5. Like most viewers, I found the Lex/Helen scenes bizarrely lacking in sexual chemistry, in contrast to their original encounters in "Dichotic." What I do see, though, is fencing: in particular, the way fencers will feel each other out with little taps of the blade just as the match is beginning. Research is my first love, tap, tap. Don't miss opportunities, tap, tap. And not a word of, like, *affection* on either side, and the kiss filmed without showing the kissing. With the Continuity Assumption, we remember last week and *know* how Lex looks when he's happy to be with someone (. . . twoo wuv . . .) and Helen isn't it. No, this is creepy and I lurve it. Let the corps-a-corps infighting begin!

6. I had to restrain the FoF from breaking the TV screen so she could drag Lana out through it and strangle her. Now, some people have tried to excuse Lana's behavior by saying "she's 16, she's naturally self-centered" -- but the FoF resents that remark *exceedingly*. And in truth, one of the characteristics of teenagers is to be both self-centered and romantically self-sacrificing. I could easily see a basically decent teen reading the love letter her friend & roommate threw out, thinking "wow, Chloe really does love Clark, and she expresses it so well" -- and then giving the letter to Clark, dramatically making The Big Sacrifice of Love on the Altar of Friendship. It would still be all about her, but in a different way. What she does in canon is just, well, skeevy. I would love to see someone trace Lana's thought processes from finding Chloe's letter to talking to Clark in a way that doesn't make Lana out to be a total bitch, because frankly I cannot imagine it (and FoF isn't helping any, she wants to get a Lana doll & stick poisoned pins in it).
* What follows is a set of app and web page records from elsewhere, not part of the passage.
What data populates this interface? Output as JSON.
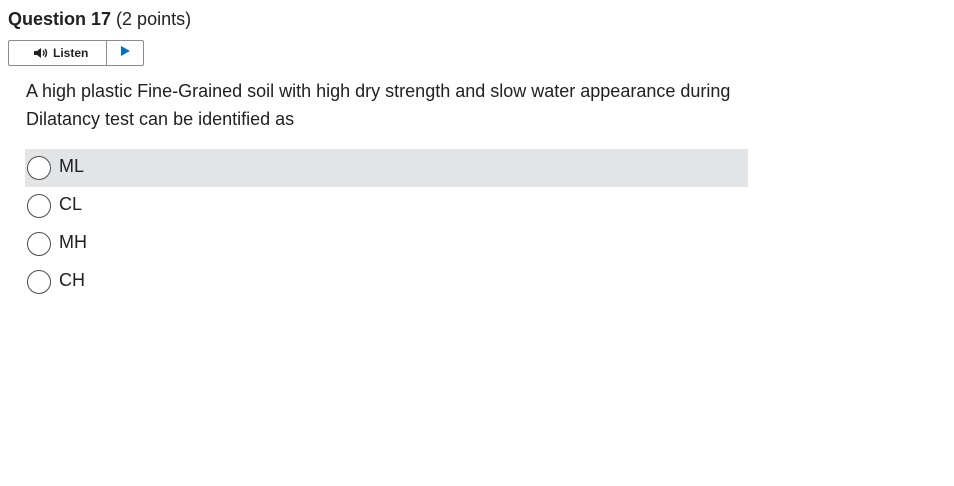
{
  "question": {
    "title": "Question 17",
    "points": "(2 points)",
    "text": "A high plastic Fine-Grained soil with high dry strength and slow water appearance during Dilatancy test can be identified as"
  },
  "listen": {
    "label": "Listen",
    "speaker_icon": "speaker-icon",
    "play_icon": "play-icon",
    "accent_color": "#006fbf"
  },
  "options": [
    {
      "label": "ML",
      "highlighted": true
    },
    {
      "label": "CL",
      "highlighted": false
    },
    {
      "label": "MH",
      "highlighted": false
    },
    {
      "label": "CH",
      "highlighted": false
    }
  ],
  "colors": {
    "text": "#202122",
    "highlight_bg": "#e3e4e6",
    "border": "#8a8c8f"
  }
}
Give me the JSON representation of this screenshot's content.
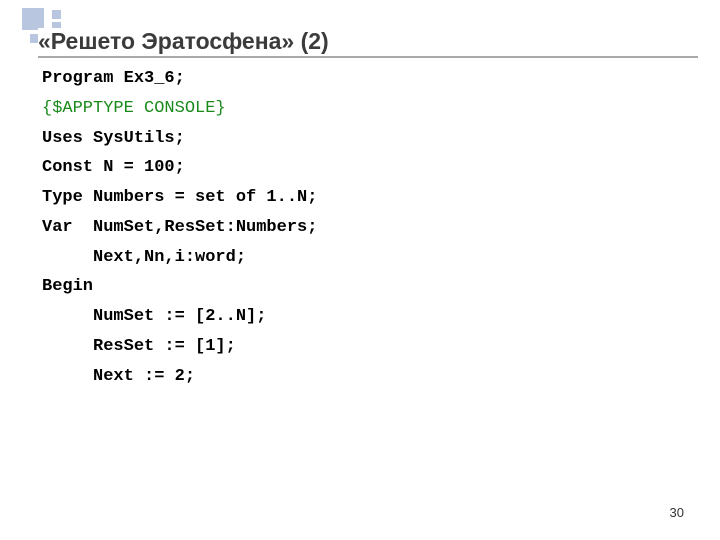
{
  "slide": {
    "title": "«Решето Эратосфена» (2)",
    "page_number": "30"
  },
  "code": {
    "lines": [
      {
        "text": "Program Ex3_6;",
        "style": "normal"
      },
      {
        "text": "{$APPTYPE CONSOLE}",
        "style": "green"
      },
      {
        "text": "Uses SysUtils;",
        "style": "normal"
      },
      {
        "text": "Const N = 100;",
        "style": "normal"
      },
      {
        "text": "Type Numbers = set of 1..N;",
        "style": "normal"
      },
      {
        "text": "Var  NumSet,ResSet:Numbers;",
        "style": "normal"
      },
      {
        "text": "     Next,Nn,i:word;",
        "style": "normal"
      },
      {
        "text": "Begin",
        "style": "normal"
      },
      {
        "text": "     NumSet := [2..N];",
        "style": "normal"
      },
      {
        "text": "     ResSet := [1];",
        "style": "normal"
      },
      {
        "text": "     Next := 2;",
        "style": "normal"
      }
    ]
  }
}
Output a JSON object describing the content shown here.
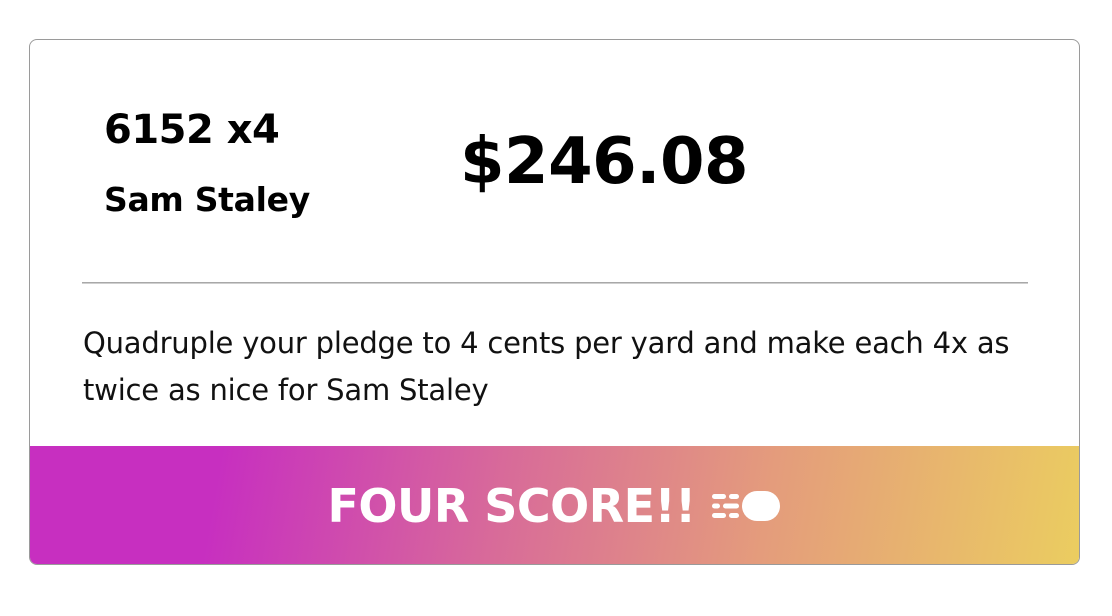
{
  "card": {
    "yardage_text": "6152 x4",
    "player_name": "Sam Staley",
    "amount": "$246.08",
    "description": "Quadruple your pledge to 4 cents per yard and make each 4x as twice as nice for Sam Staley",
    "cta": {
      "label": "FOUR SCORE!!",
      "icon": "football-speed-icon"
    }
  },
  "colors": {
    "text": "#000000",
    "button_text": "#ffffff",
    "gradient": [
      "#c72fc0",
      "#d86b99",
      "#e49c7c",
      "#ebcd60"
    ],
    "border": "#9a9a9a",
    "divider": "#a8a8a8"
  }
}
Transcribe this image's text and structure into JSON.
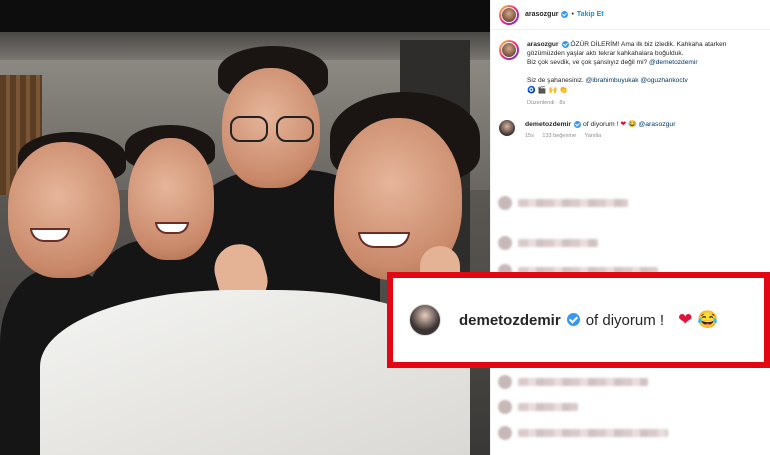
{
  "post": {
    "username": "arasozgur",
    "follow_label": "Takip Et",
    "separator": "•",
    "caption_line1": "ÖZÜR DİLERİM! Ama ilk biz izledik. Kahkaha atarken gözümüzden yaşlar aktı tekrar kahkahalara boğulduk.",
    "caption_line2": "Biz çok sevdik, ve çok şanslıyız değil mi?",
    "caption_mention1": "@demetozdemir",
    "caption_line3": "Siz de şahanesiniz.",
    "caption_mention2": "@ibrahimbuyukak",
    "caption_mention3": "@oguzhankoctv",
    "caption_emojis": [
      "🧿",
      "🎬",
      "🙌",
      "👏"
    ],
    "edited_meta": "Düzenlendi · 8s"
  },
  "comment": {
    "username": "demetozdemir",
    "text": "of diyorum !",
    "heart": "❤",
    "laugh": "😂",
    "mention": "@arasozgur",
    "age": "15s",
    "likes": "133 beğenme",
    "reply": "Yanıtla"
  },
  "highlight": {
    "username": "demetozdemir",
    "text": "of diyorum !",
    "heart": "❤",
    "laugh": "😂",
    "border_color": "#e30613"
  },
  "icons": [
    "verified-badge-icon",
    "heart-emoji-icon",
    "laugh-emoji-icon"
  ],
  "colors": {
    "link": "#0095f6",
    "mention": "#00376b",
    "verified": "#3897f0"
  }
}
Ha! I lie. I *can* imagine one reason for a semi-decent person to act this way. When we first see Lana in this ep, she's sitting in the Talon talking to someone. Look at the glow of relaxed happiness in her face. Then she looks up & sees Clark walk in, and she gets all blank and tense. So, who is Lana in love with? Looks like whoever she was talking with in the first place, to me: Pete, or . . . Chloe. Now, if Lana is really much more in love with Chloe than with Clark, I can see how a basically decent but confused and unhappy girl could read that letter and then be inspired to make a play for the guy, because her heart has just been broken to bits by the writer.

7. The ship's behavior makes perfect sense to me . . . if Martha's carrying a Kryptonian baby. Why did the Brave Little Ship "heal" Martha in "Vortex"? That was no healing, that was implantation. Why hasn't she been "showing"? Kryptonian gestation is not the same as human. Why did the BLS heal only Martha in the hospital? Because the BLS's mandate is "save those Kryptonian babies," i.e. Clark and (if you ask me) "Supergirl," his step-sister and intended mate, species, for the propagation of. Ooo, lookit the angst -- "But she's my *sister*!" "The Pharaohs did it, you can too!"

The whole setup is quite logical if we assume that the cost of interstellar travel goes up exponentially with weight. If Jor-El & Lara wanted to rescue their *species*, not just Kal-El, it makes sense to pack him up with a bunch of zygotes, to be implanted in human hosts later.

8. FoF thinks that a major problem with the ep isn't just bad writing, but bad acting by TW. "There's more to acting than just being pretty!" says the future star of serious drama. But we agree that he is indeed *very* pretty when he's a total woobie. But that bit about calling out Lana's name while unconscious -- how cheezy. I mean, when *I* call out words in my sleep it's always things like "ketchup". Clark is probably just worrying about how he fell on his head in front of Lana -- "I can explain! Really!" -- but TPTB just couldn't resist the opportunity to stomp on Chloe's heart. We now want Chloe to end up as a supervillainess, with stiletto-heeled boots, red satin bustier, and a whip. Lex and Clark will alternately vie for her favors and try to thwart her plans for world domination, which, curiously, always involve tying Lana up.

previous episode     episode list     next episode

by Mary Ellen, "Doctor Science, MA"

     

 


Home / Updates / Papers / Statistics / Bibliographies / Recs / Japanese /
Foresmutters

write me

updated November 6, 2002

all material on these pages copyright 1999-2002 Mary Ellen Curtin, except where otherwise noted